P5 +1 negotiations with the Persian rug merchants of Iran should terminate on November 24th and Iran should be told, clearly and emphatically, that any further attempt to augment its nuclear arsenal will be met with such force as may be needed to eliminate it. That of course assumes something quite unlikely, that such attempts will come to our attention. It also assumes with little basis that the “international community” will care enough to do anything substantial.
However, any Iranian attempt to use its nuclear weapons is more likely to be obvious, and the U.S., what’s left of Israel and others should respond forcefully. It can probably be done effectively even without boots on the ground.

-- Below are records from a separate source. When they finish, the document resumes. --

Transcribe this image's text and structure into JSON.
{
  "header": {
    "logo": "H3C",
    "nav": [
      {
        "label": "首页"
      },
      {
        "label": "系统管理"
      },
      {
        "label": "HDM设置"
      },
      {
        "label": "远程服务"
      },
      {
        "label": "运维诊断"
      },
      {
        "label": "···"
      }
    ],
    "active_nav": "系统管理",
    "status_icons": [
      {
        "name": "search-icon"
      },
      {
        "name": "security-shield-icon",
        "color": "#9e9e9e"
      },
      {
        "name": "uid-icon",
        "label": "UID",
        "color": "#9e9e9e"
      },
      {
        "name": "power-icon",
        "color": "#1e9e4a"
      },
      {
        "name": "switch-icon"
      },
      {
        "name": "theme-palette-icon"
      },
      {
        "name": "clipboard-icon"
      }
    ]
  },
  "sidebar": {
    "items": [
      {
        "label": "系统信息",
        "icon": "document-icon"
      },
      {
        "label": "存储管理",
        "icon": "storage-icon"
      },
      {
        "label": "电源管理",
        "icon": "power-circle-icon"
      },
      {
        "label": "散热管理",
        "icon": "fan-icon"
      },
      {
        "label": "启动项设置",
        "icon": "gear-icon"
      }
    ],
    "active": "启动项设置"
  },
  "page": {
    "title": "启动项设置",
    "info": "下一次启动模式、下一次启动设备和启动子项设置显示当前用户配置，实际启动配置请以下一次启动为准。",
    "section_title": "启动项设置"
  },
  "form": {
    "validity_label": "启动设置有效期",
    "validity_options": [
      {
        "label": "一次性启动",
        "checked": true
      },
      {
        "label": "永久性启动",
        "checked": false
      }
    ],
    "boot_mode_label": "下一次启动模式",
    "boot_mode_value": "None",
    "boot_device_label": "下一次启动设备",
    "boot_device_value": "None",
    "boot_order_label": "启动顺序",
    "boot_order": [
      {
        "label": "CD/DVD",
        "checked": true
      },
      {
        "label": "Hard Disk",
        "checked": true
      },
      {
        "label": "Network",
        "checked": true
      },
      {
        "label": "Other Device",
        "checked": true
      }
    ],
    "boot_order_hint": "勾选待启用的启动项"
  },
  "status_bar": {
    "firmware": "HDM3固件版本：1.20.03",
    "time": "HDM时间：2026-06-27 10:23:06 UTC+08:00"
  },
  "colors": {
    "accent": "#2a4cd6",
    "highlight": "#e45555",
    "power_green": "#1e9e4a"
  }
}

It would be criminally insane to leave the matter up to the “international community” and the U.N. The U.N. in June of 1950, immediately following the North Korean invasion of South Korea, took several of its rare useful steps to respond to aggression. Then, however, Russia was boycotting the U.N. in its efforts to have Communist China admitted as a member. At the request of the U.N. as then very temporarily configured, members of what was then an international community of sorts sent troops and supplies to fight along with the American and South Korean troops. Had Russia been present in the Security Council, the U.N. could not and would not have taken those steps. The Russian boycott stopped soon after the initial U.N. actions and, by 1951, the U.N. and the “international community” were clamoring for an end of military conflict regardless of the outcome and its consequences. America now has far fewer friends there and the U.N. is now far worse than in June of 1950.
Hopefully, Obama will be out of office by the time that Iran uses its nuclear weapons and there may be someone in the Oval Office with sufficient courage, testicular fortitude, belief in freedom and democracy to collaborate with Israel in eliminating those weapons. That remains to be seen, but the prospects do not seem very encouraging.
Obama? That’s rather different.